Mr. Britling sat one September afternoon with Captain Lawrence Carmine in the sunshine of the barn court, and smoked with him and sometimes talked and sometimes sat still.
“When it began I did not believe that this war could be like other wars,” he said. “I did not dream it. I thought that we had grown wiser at last. It seemed to me like the dawn of a great clearing up. I thought the common sense of mankind would break out like a flame, an indignant flame, and consume all this obsolete foolery of empires and banners and militarism directly it made its attack upon human happiness. A score of things that I see now were preposterous, I thought must happen—naturally. I thought America would declare herself against the Belgian outrage; that she would not tolerate the smashing of the great sister republic—if only for the memory of Lafayette.
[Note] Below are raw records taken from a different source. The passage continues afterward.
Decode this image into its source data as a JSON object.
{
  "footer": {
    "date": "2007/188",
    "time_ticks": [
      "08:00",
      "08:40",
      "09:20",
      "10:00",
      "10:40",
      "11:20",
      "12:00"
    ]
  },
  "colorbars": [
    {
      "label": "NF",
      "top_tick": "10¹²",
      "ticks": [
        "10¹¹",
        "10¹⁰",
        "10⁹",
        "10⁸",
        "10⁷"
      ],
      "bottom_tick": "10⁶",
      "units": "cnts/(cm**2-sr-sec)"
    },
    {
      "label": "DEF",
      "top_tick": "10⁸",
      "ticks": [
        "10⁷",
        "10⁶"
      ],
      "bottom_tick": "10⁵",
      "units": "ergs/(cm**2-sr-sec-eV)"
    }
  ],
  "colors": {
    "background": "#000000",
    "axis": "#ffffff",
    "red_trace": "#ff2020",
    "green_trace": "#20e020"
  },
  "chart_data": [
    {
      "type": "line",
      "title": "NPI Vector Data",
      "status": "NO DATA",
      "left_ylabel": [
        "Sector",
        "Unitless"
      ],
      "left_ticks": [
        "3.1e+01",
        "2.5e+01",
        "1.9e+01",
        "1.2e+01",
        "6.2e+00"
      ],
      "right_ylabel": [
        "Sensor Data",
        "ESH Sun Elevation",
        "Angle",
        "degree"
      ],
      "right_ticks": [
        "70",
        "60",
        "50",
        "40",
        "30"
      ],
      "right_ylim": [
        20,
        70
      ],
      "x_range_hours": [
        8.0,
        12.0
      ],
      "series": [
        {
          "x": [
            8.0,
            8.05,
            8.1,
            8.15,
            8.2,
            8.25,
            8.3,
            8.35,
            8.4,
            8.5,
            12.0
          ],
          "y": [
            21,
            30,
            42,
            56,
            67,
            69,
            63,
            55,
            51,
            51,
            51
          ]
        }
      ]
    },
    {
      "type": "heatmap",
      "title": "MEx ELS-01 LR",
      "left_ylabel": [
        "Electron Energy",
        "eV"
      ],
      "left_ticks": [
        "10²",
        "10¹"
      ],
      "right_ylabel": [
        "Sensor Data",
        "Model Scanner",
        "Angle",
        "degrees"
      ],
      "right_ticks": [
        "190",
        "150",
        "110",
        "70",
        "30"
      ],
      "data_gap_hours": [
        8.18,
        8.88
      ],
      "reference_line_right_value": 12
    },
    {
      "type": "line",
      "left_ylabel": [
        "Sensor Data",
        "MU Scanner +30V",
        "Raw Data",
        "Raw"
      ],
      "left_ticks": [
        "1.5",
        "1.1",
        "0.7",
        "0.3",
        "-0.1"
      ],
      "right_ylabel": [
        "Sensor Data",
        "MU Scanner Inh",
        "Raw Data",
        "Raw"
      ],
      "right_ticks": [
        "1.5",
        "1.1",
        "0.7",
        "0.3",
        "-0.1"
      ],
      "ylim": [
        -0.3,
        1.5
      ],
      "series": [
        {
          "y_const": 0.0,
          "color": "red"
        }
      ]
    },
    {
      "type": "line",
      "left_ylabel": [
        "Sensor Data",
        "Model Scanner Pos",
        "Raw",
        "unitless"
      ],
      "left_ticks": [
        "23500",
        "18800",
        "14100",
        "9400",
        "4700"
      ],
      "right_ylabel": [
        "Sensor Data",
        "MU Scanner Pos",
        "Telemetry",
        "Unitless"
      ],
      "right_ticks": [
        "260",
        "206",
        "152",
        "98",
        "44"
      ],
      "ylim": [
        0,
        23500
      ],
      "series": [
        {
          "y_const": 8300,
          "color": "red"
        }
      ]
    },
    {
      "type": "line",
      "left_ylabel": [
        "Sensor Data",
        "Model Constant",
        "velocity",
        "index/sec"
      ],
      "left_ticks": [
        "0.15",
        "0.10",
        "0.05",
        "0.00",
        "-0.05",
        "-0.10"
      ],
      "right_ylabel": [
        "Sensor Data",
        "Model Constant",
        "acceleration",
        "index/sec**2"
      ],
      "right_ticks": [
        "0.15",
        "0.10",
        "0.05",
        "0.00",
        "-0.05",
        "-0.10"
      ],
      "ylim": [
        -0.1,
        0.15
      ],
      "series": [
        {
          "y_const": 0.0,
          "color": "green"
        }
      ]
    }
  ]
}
Well—I gather America is chiefly concerned about our making cotton contraband. I thought the Balkan States were capable of a reasonable give and take; of a common care for their common freedom. I see now three German royalties trading in peasants, and no men in their lands to gainsay them. I saw this war, as so many Frenchmen have seen it, as something that might legitimately command a splendid enthusiasm of indignation.... It was all a dream, the dream of a prosperous comfortable man who had never come to the cutting edge of life. Everywhere cunning, everywhere small feuds and hatreds, distrusts, dishonesties, timidities, feebleness of purpose, dwarfish imaginations, swarm over the great and simple issues.... It is a war now like any other of the mobbing, many-aimed cataclysms that have shattered empires and devastated the world; it is a war without point, a war that has lost its soul, it has become mere incoherent fighting and destruction, a demonstration in vast and tragic forms of the stupidity and ineffectiveness of our species....”
He stopped, and there was a little interval of silence.
Captain Carmine tossed the fag end of his cigar very neatly into a tub of hydrangeas. “Three thousand years ago in China,” he said, “there were men as sad as we are, for the same cause.”